> **Dataset**:

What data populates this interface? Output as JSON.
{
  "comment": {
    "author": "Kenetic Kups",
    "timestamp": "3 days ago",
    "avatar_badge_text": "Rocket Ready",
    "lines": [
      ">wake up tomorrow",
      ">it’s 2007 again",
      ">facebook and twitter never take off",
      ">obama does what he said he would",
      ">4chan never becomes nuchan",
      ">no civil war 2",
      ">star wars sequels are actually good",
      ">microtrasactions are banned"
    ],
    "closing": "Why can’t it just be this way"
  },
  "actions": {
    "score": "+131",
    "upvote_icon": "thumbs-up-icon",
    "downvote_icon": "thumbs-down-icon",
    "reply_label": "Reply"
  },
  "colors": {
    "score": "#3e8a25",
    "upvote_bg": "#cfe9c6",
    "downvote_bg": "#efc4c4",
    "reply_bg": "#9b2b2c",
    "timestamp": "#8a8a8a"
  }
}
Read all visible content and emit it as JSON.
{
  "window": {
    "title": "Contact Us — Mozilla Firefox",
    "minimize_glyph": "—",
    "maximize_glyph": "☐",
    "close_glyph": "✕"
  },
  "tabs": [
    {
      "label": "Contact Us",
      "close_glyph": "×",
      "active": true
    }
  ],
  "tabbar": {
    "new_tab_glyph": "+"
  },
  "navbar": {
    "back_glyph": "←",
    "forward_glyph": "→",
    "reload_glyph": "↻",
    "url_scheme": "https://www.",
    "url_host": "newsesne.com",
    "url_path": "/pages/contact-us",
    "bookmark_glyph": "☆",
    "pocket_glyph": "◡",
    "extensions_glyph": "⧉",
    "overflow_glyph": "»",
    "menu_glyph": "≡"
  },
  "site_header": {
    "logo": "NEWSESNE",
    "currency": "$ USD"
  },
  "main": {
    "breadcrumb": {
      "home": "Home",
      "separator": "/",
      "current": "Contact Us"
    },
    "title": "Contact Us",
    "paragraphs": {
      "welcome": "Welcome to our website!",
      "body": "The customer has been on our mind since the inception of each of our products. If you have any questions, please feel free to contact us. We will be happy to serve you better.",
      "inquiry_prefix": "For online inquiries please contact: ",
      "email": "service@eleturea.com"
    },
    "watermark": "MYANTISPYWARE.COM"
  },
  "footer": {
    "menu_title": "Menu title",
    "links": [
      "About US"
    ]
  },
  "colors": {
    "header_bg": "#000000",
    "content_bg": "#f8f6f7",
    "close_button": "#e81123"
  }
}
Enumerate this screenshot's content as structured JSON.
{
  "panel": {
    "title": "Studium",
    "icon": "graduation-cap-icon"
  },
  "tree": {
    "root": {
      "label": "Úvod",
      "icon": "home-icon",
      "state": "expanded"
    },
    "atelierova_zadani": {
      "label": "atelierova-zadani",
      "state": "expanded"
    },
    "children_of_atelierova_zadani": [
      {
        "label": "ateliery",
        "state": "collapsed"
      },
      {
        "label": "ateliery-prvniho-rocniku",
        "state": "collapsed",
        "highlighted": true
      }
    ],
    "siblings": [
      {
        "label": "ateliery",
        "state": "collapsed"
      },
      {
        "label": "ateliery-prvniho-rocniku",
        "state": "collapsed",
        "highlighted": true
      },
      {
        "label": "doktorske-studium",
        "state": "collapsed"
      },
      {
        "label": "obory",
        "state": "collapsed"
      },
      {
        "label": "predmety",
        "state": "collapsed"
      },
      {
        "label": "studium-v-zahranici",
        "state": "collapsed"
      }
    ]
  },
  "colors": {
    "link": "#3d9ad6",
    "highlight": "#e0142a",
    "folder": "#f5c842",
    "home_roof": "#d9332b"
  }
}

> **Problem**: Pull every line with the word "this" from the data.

> **Answer to the exercise**:
What data populates this interface? Output as JSON.
    "closing": "Why can’t it just be this way"
Enumerate this screenshot's content as structured JSON.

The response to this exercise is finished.